Cow Patty's

St. Patrick's events abound in Atlanta

Tis the season to be Irish: March. Back home, there is a lot less celebrating this year. For the first time in recorded history, Ireland's St Patrick's Day Parade has been cancelled, a severe reaction to a new outbreak of Foot and Mouth Disease among livestock.
But here in Atlanta, Irish music abounds. The Chieftains started the ball rolling at the Fox earlier the month, and more Irish visitors play in the metro area through early April. Even the Los Angeles Guitar Quartet is adjusting its program at Spivey Hall on March 17 in honor of St. Patrick's Day.

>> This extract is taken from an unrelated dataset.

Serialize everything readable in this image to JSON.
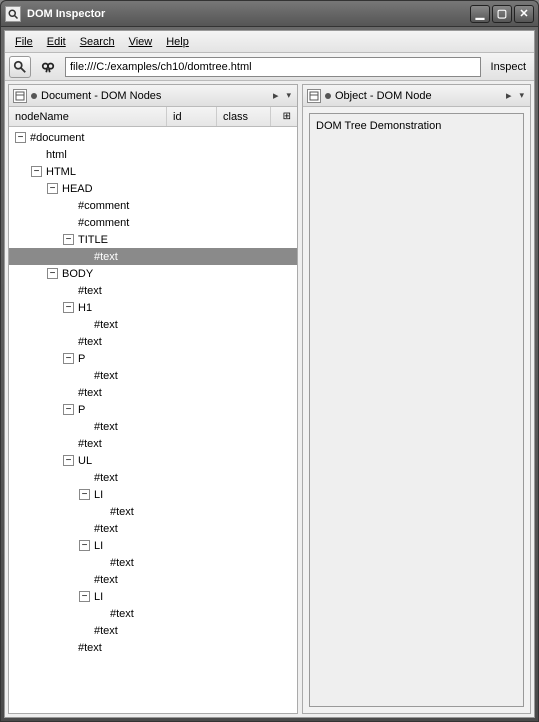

Patrick Street are no strangers to Atlanta, and their Wednesday, March 14, show at the Variety Playhouse provides an opportunity to hear the subtle playing of Bothy Band founding member Kevin Burke (fiddle, Sligo style) and De Dannan and Riverdance veteran Jackie Daly (accordion). It's all held together by Andy Irvine, who helped to start the original (new generation) Irish supergroup Planxty 30 years ago. He accompanies his own unmistakable voice with his rhythmic, Balkan-influenced bouzouki and mandolin. The lads are promoting their new Compendium: The Best of Patrick Street CD on Green Linnet.
John McDermott was born in Glasgow and grew up in Canada. He has a good tenor voice and developed a repertoire that included Irish and Scottish favorites. Four years ago, when he dropped into WRFG's studio in Little Five Points unannounced, he was totally unknown. Within a year, he signed to Canadian Angel/EMI and, before you could say "Danny Boy," he was on public television in this country and playing big halls as one of the three Irish Tenors. He's singing with the ASO at Symphony Hall on March 16 and 17.
While the Irish and Scots traditions have grown apart over the centuries, for both geographic and political reasons, one aspect of their shared heritage was the focus of a full-day symposium at Emory on March 3. "Ulster Roots Southern Branches," sponsored by Emory's W.B. Yeats Foundation and the University of Ulster in Northern Ireland, was followed by a long concert featuring musicians from that province as well as local acts (the Georgia Mudcats, Nonesuch) that have toured there. The basic premise is that many of the people who colonized the Southern states of the U.S. originally were of Ulster-Scots, or Scotch-Irish, stock.
These are the Scottish families transplanted to Ulster, the northern part of Ireland. The Protestant majority of today's Northern Ireland is descended from these people, and eventually, many set sail for the new world, settling in the South. They fought the native peoples and participated in slave ownership, and some became very wealthy and powerful. They can safely claim a number of presidents, from Andrew Jackson and Woodrow Wilson to Bill Clinton.
Despite the peace process, 30 years of sectarian violence had left many in this corner of the small island polarized: the "green" Catholic side in the minority, feeling victimized and marginalized by a legal, political and educational system which favored the majority "orange" Protestant community, itself victim to a debilitating bunker mentality. What's new and exciting — and was highlighted by the many Northern Irish speakers and musicians at Emory — is that some folks in the Ulster Scots community are starting to celebrate the Scottish and Irish aspects of their own traditions, something that was taboo for so long, as traditional Irish music had become so politicized.
Of course, it's hardly surprising that if you live in a place for 400 years you'll pick up a few of the local traditions. The Clatter O' Fowks musicians included fiddler Willie Drennan, who lived for many years in Nova Scotia before returning to his native Ballymena and forming the Ulster Scots Folk Orchestra from which the Clatter is drawn. Multi-instrumentalist John Scott Trotter, a veteran of the Paddy Noonan touring Irish ensembles in the U.S., was a most engaging player and announcer. In case anybody thought they left Scotland behind, seasoned poet James Fenton spoke and read in a dialect derived from the language of Scots bard Robbie Burns. For most assembled, it was about as comprehensible as a history of St. Patrick in Serbo-Croatian.
This year's St. Patrick's Day message is clear: Don't have a cow.
For more World Beat information and archives, visit John Falstaff's website at www.pd.org/~jcf.